[Start of section]

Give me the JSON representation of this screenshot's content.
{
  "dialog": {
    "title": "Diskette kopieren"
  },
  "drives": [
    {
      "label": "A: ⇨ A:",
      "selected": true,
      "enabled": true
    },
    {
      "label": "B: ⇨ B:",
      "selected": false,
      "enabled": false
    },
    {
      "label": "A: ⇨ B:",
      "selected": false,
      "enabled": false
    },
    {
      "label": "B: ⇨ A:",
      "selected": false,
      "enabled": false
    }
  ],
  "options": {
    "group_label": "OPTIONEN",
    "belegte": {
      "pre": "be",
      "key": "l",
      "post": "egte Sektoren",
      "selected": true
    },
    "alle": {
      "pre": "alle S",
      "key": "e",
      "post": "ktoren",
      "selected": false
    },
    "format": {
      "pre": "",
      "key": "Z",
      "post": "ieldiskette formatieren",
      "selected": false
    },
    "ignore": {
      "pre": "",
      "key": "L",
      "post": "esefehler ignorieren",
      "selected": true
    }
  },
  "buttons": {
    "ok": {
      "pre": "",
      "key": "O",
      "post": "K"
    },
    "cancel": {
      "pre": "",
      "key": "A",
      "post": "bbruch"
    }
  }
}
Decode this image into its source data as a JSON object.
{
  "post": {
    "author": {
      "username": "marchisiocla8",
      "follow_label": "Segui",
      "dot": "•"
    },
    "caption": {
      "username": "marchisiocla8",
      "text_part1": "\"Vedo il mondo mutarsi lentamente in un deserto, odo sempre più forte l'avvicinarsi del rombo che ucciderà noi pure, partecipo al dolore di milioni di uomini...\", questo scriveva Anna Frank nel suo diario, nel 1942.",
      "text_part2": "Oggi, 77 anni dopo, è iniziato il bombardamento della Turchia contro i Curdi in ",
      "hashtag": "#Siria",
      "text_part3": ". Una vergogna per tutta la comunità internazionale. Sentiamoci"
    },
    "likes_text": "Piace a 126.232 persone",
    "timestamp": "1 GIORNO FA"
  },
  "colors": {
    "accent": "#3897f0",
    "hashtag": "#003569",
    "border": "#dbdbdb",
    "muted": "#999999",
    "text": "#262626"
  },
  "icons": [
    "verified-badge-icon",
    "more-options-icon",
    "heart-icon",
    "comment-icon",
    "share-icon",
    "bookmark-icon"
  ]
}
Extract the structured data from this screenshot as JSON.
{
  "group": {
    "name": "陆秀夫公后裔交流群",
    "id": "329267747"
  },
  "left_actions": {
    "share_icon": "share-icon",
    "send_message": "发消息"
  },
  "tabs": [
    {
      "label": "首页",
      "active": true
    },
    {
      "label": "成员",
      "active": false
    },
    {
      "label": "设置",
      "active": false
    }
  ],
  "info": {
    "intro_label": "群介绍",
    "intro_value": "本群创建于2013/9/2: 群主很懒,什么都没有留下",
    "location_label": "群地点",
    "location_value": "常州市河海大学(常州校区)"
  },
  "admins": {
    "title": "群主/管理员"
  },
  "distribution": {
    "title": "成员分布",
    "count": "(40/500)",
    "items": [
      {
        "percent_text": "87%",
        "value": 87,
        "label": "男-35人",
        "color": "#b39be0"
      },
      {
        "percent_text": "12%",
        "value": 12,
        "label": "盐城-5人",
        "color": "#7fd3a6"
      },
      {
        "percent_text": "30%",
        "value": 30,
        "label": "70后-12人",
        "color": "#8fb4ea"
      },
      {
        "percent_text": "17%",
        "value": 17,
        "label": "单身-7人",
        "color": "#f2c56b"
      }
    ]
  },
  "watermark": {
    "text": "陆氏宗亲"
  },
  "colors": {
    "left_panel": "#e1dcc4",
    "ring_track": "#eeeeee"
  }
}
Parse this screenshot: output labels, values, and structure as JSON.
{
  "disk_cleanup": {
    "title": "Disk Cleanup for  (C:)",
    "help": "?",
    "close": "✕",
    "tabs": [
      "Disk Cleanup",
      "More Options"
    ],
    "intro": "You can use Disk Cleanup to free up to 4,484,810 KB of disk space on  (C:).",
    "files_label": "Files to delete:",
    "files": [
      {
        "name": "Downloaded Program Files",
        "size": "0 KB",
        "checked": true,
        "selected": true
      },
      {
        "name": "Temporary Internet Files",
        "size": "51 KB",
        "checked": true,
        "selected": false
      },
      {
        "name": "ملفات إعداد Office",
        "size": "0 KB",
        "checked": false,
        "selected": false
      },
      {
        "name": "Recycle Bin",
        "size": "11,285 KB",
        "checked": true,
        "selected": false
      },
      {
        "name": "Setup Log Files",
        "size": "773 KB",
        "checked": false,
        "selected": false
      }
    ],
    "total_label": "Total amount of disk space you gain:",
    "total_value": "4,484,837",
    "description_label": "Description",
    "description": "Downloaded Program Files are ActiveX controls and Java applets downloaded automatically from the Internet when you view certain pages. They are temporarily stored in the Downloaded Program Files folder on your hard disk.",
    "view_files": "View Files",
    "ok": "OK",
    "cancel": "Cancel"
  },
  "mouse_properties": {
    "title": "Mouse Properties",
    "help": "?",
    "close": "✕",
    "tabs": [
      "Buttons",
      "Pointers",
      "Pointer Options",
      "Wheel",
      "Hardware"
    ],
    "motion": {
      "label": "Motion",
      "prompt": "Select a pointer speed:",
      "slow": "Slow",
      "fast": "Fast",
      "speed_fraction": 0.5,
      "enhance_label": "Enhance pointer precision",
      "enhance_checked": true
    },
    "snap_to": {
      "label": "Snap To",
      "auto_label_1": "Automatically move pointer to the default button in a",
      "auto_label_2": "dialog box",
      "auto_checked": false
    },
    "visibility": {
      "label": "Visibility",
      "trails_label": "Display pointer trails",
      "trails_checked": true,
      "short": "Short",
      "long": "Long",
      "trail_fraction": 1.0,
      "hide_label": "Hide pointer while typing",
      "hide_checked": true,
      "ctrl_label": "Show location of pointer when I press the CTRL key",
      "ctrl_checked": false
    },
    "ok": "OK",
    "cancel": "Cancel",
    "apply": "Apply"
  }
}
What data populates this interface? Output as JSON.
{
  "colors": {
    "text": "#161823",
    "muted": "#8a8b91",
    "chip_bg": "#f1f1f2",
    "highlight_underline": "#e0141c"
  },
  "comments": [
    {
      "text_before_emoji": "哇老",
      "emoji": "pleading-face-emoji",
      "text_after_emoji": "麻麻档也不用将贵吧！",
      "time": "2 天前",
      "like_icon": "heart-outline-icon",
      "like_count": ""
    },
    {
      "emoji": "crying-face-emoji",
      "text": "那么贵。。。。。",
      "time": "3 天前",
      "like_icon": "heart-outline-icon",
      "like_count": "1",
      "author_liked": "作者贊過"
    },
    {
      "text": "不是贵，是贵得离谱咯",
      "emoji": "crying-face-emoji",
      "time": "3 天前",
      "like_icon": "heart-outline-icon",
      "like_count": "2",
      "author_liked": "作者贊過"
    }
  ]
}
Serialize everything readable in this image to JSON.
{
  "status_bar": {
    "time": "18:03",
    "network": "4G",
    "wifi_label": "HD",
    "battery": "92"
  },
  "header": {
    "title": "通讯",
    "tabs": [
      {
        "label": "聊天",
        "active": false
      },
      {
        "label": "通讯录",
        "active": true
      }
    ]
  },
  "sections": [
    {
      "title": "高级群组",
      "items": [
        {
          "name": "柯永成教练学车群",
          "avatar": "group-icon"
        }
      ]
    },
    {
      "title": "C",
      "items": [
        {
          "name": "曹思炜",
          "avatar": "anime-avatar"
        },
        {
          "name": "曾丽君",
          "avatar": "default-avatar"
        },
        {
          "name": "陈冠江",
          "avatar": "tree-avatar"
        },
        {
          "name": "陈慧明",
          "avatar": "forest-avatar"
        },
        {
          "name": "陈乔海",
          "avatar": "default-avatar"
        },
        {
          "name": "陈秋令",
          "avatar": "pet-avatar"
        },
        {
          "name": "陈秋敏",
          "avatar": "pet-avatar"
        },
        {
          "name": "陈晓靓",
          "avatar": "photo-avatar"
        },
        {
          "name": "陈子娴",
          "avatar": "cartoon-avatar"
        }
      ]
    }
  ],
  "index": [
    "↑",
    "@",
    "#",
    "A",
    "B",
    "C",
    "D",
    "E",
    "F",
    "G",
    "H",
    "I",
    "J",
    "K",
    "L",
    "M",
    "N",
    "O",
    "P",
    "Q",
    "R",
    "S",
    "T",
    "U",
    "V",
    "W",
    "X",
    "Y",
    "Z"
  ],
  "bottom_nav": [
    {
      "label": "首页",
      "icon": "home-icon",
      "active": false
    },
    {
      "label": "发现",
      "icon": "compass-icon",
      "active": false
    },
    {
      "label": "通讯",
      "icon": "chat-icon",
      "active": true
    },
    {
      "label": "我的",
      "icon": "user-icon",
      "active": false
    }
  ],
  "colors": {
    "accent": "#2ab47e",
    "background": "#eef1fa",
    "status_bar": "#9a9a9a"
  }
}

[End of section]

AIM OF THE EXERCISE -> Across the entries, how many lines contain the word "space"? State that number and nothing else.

THE COMPLETED TASK -> 2